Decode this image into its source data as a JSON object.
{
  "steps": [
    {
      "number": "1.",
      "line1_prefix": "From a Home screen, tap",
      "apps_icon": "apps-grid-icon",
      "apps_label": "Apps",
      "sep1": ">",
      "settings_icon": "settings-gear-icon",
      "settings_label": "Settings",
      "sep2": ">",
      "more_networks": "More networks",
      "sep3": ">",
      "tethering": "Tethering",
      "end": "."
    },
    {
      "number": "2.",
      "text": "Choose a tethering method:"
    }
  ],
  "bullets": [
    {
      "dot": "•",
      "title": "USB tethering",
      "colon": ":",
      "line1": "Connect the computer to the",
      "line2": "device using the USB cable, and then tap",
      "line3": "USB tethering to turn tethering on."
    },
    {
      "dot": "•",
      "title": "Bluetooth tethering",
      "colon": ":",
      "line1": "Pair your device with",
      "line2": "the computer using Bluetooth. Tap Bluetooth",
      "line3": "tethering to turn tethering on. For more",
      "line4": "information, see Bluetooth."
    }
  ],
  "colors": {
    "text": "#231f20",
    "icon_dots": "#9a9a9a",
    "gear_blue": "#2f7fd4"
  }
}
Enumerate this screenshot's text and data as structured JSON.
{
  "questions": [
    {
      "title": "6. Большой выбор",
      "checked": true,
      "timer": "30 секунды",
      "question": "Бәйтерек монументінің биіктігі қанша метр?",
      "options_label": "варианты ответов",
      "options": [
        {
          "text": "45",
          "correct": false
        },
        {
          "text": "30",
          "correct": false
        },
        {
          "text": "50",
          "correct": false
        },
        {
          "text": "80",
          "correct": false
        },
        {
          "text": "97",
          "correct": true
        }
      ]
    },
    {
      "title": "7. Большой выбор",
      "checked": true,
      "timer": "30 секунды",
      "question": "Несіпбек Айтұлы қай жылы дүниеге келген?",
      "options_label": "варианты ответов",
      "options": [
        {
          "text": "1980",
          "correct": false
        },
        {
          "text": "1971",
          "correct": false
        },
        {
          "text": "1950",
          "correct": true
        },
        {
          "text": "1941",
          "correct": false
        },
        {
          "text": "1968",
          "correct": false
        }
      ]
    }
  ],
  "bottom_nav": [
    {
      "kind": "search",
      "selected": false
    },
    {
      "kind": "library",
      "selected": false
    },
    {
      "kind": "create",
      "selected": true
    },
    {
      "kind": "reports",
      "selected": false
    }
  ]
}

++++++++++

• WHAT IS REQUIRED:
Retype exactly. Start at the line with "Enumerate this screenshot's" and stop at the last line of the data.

• EXPECTED OUTPUT:
Enumerate this screenshot's text and data as structured JSON.
{
  "questions": [
    {
      "title": "6. Большой выбор",
      "checked": true,
      "timer": "30 секунды",
      "question": "Бәйтерек монументінің биіктігі қанша метр?",
      "options_label": "варианты ответов",
      "options": [
        {
          "text": "45",
          "correct": false
        },
        {
          "text": "30",
          "correct": false
        },
        {
          "text": "50",
          "correct": false
        },
        {
          "text": "80",
          "correct": false
        },
        {
          "text": "97",
          "correct": true
        }
      ]
    },
    {
      "title": "7. Большой выбор",
      "checked": true,
      "timer": "30 секунды",
      "question": "Несіпбек Айтұлы қай жылы дүниеге келген?",
      "options_label": "варианты ответов",
      "options": [
        {
          "text": "1980",
          "correct": false
        },
        {
          "text": "1971",
          "correct": false
        },
        {
          "text": "1950",
          "correct": true
        },
        {
          "text": "1941",
          "correct": false
        },
        {
          "text": "1968",
          "correct": false
        }
      ]
    }
  ],
  "bottom_nav": [
    {
      "kind": "search",
      "selected": false
    },
    {
      "kind": "library",
      "selected": false
    },
    {
      "kind": "create",
      "selected": true
    },
    {
      "kind": "reports",
      "selected": false
    }
  ]
}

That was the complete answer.